No true planning period, substitutes won't come to our building so we have to find creative ways to cover classes, the stigma that comes with working in an alternative school, no sports or dances like traditional high schools, low rate of pay, insurance changes that are outrageous, and really long days
Substitute Teacher (Former Employee) – Evansville, IN – March 2, 2014
It kept you hopping. I would wake up in the morning and call to get my assignment. I would have to quickly print off a map and find my way to the school I was going to be at that day. I followed plans left by the teacher and did all of the usual activities that teacher did, for example lunch duty, bus duty, supervising a group, ect.
Substitute Teacher (Former Employee) – Evansville, IN – June 20, 2013

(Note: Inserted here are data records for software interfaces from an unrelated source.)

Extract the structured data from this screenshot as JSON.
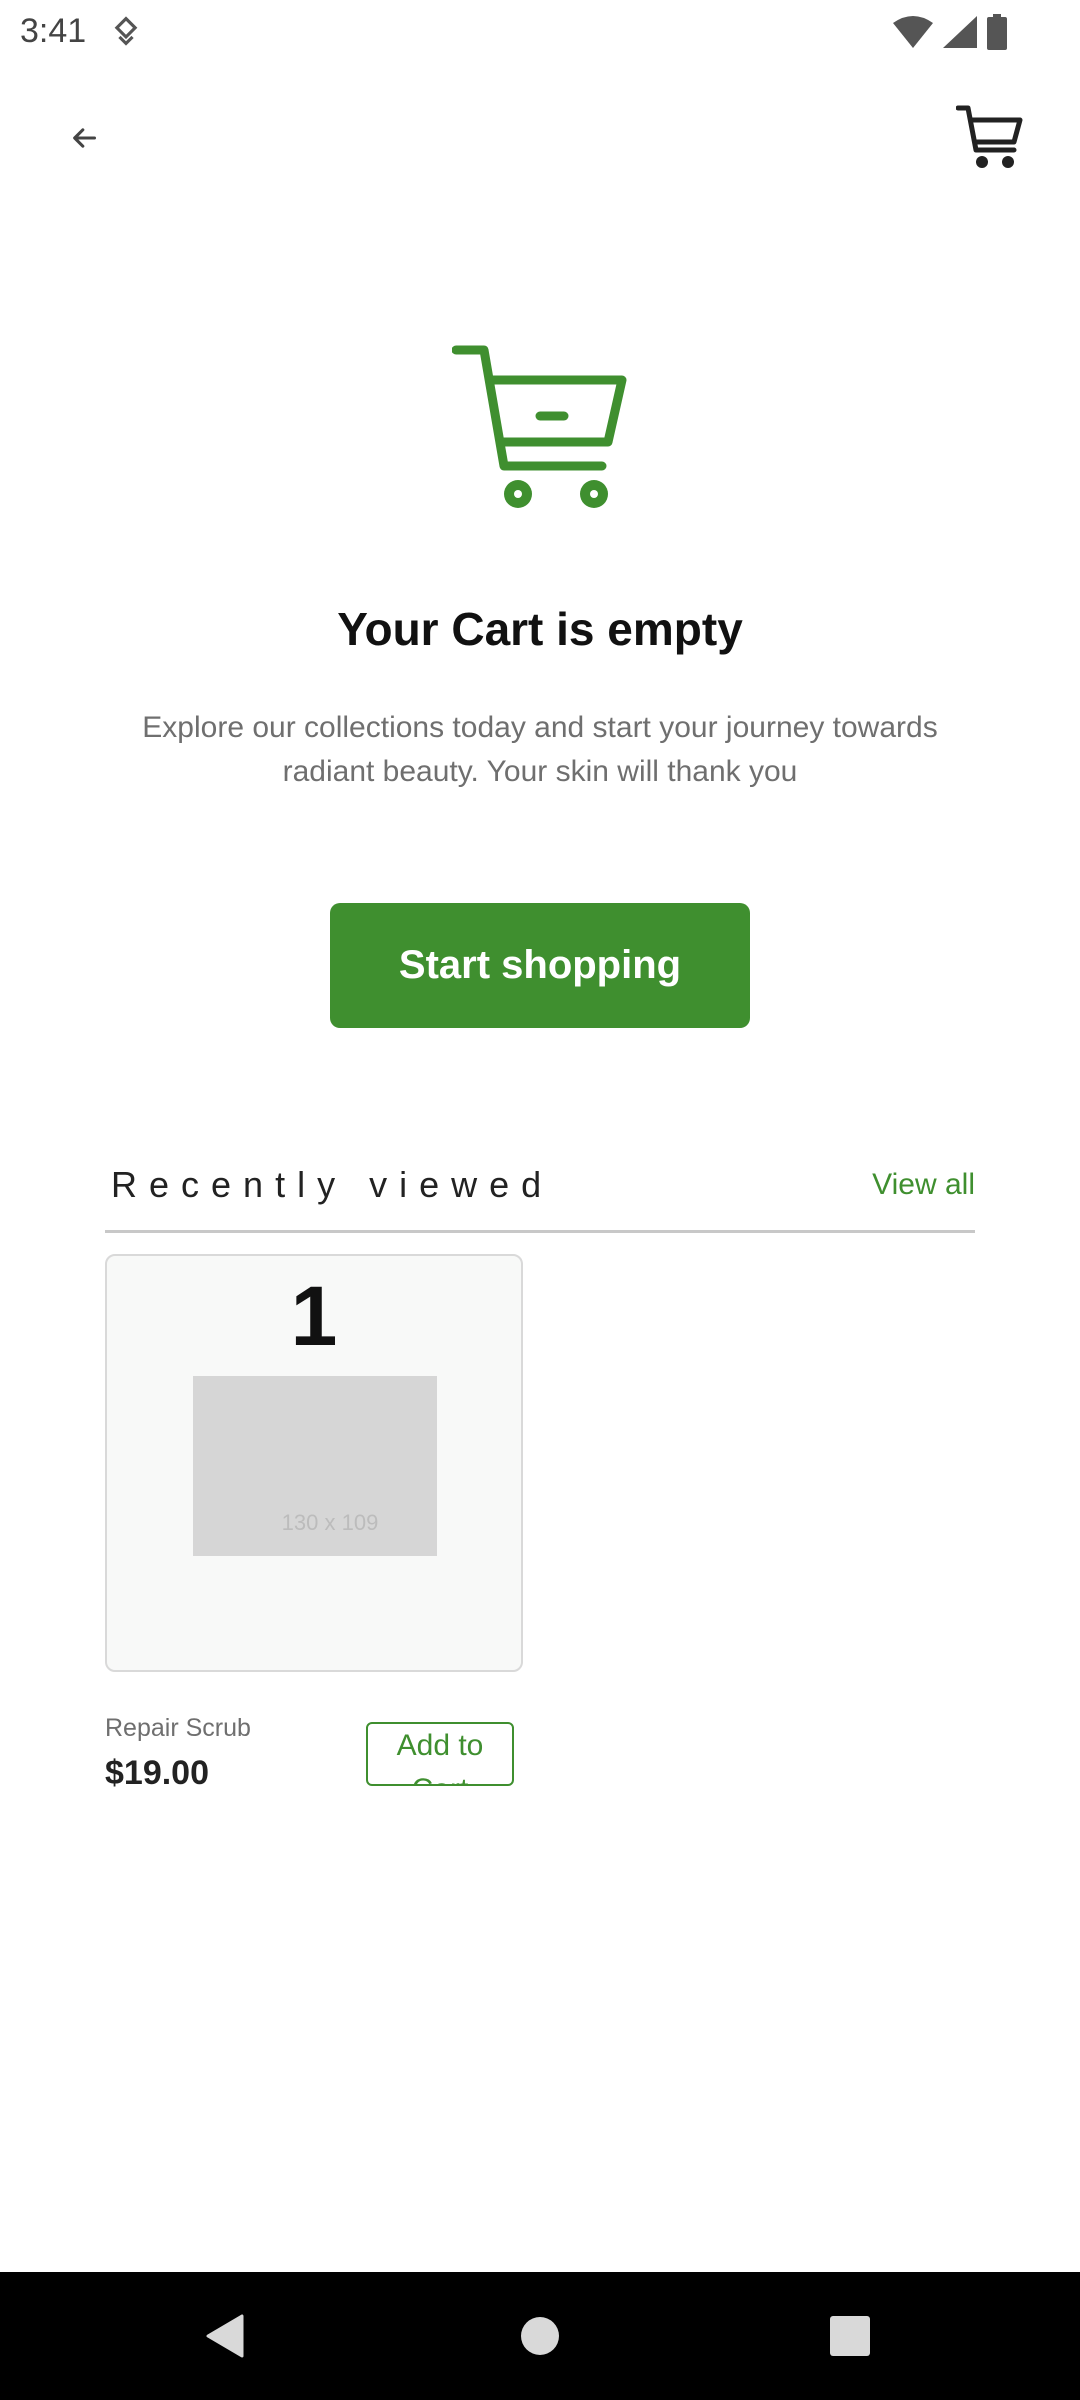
{
  "status_bar": {
    "time": "3:41",
    "icons": [
      "data-saver-icon",
      "wifi-icon",
      "signal-icon",
      "battery-icon"
    ]
  },
  "app_bar": {
    "back_icon": "arrow-back-icon",
    "cart_icon": "shopping-cart-icon"
  },
  "empty_state": {
    "icon": "empty-cart-icon",
    "title": "Your Cart is empty",
    "subtitle": "Explore our collections today and start your journey towards radiant beauty. Your skin will thank you",
    "button_label": "Start shopping"
  },
  "recently_viewed": {
    "title": "Recently viewed",
    "view_all_label": "View all",
    "items": [
      {
        "badge_number": "1",
        "image_placeholder_text": "130 x 109",
        "name": "Repair Scrub",
        "price": "$19.00",
        "add_button_label": "Add to Cart"
      }
    ]
  },
  "nav_bar": {
    "icons": [
      "back-triangle-icon",
      "home-circle-icon",
      "recents-square-icon"
    ]
  },
  "colors": {
    "accent": "#3f8f2f",
    "text_primary": "#111111",
    "text_secondary": "#6f6f6f",
    "nav_background": "#000000"
  }
}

Substitute teaching is not a very consistent job. Everyday is different. The best part of the job was getting to choose your schedule and where you were going to work. The worst part is that you never have a consistent job environment.